** PROVIDED ENTRIES follows **

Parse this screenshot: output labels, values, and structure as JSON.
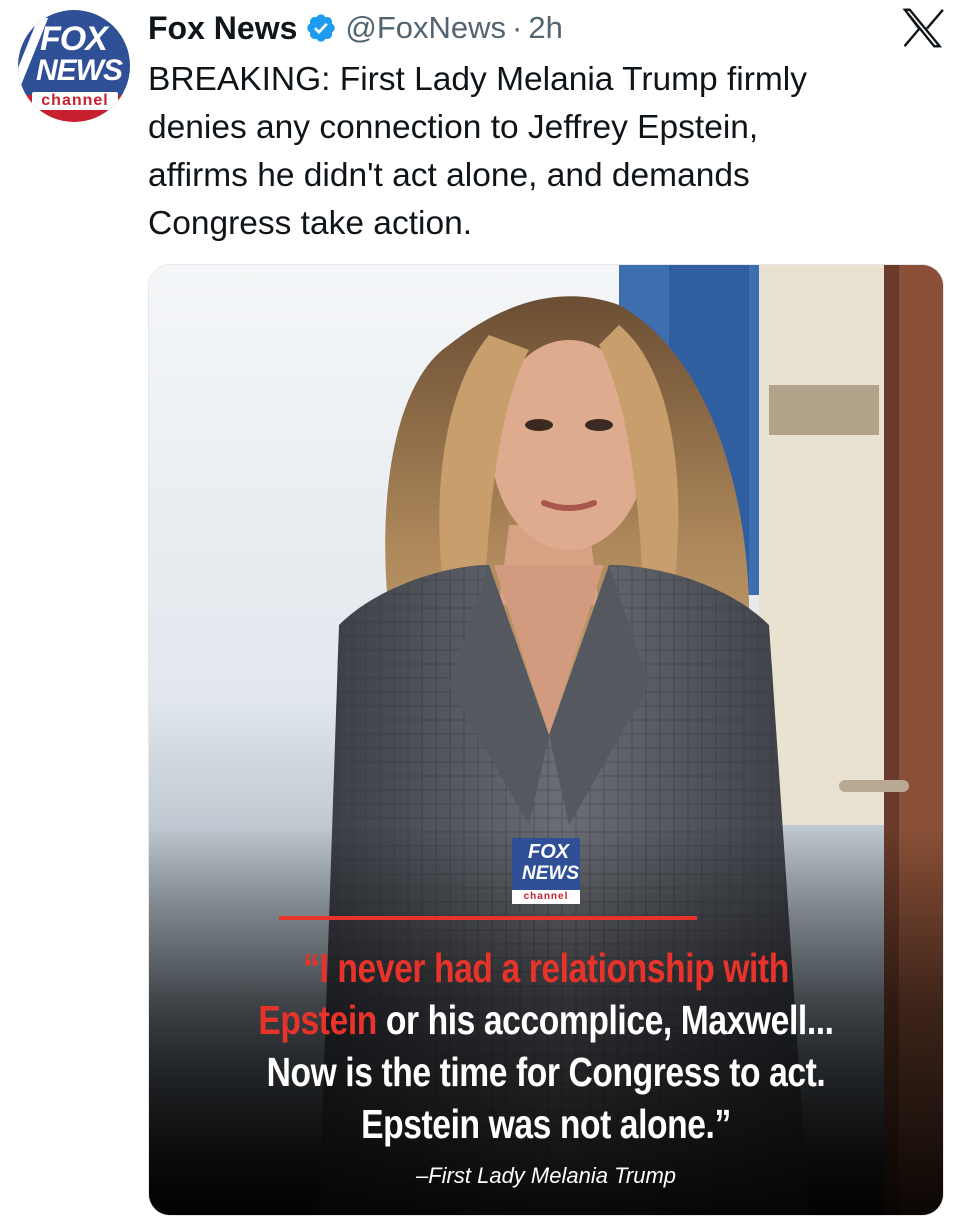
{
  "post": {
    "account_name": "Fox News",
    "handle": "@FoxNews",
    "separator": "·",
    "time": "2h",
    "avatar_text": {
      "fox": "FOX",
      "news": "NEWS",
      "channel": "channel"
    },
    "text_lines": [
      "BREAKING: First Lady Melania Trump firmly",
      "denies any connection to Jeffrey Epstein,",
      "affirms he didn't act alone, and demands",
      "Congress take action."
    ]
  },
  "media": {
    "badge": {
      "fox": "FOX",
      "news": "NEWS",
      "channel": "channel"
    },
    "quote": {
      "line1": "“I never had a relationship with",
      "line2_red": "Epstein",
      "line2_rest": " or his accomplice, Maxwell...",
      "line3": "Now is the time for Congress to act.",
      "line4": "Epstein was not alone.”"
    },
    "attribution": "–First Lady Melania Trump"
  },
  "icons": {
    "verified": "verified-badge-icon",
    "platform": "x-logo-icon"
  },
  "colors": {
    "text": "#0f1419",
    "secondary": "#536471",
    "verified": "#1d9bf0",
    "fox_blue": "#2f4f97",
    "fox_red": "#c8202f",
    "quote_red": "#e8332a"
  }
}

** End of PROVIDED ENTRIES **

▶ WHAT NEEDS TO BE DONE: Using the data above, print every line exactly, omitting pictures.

▶ SOLVED EXERCISE:
Parse this screenshot: output labels, values, and structure as JSON.
{
  "post": {
    "account_name": "Fox News",
    "handle": "@FoxNews",
    "separator": "·",
    "time": "2h",
    "avatar_text": {
      "fox": "FOX",
      "news": "NEWS",
      "channel": "channel"
    },
    "text_lines": [
      "BREAKING: First Lady Melania Trump firmly",
      "denies any connection to Jeffrey Epstein,",
      "affirms he didn't act alone, and demands",
      "Congress take action."
    ]
  },
  "media": {
    "badge": {
      "fox": "FOX",
      "news": "NEWS",
      "channel": "channel"
    },
    "quote": {
      "line1": "“I never had a relationship with",
      "line2_red": "Epstein",
      "line2_rest": " or his accomplice, Maxwell...",
      "line3": "Now is the time for Congress to act.",
      "line4": "Epstein was not alone.”"
    },
    "attribution": "–First Lady Melania Trump"
  },
  "icons": {
    "verified": "verified-badge-icon",
    "platform": "x-logo-icon"
  },
  "colors": {
    "text": "#0f1419",
    "secondary": "#536471",
    "verified": "#1d9bf0",
    "fox_blue": "#2f4f97",
    "fox_red": "#c8202f",
    "quote_red": "#e8332a"
  }
}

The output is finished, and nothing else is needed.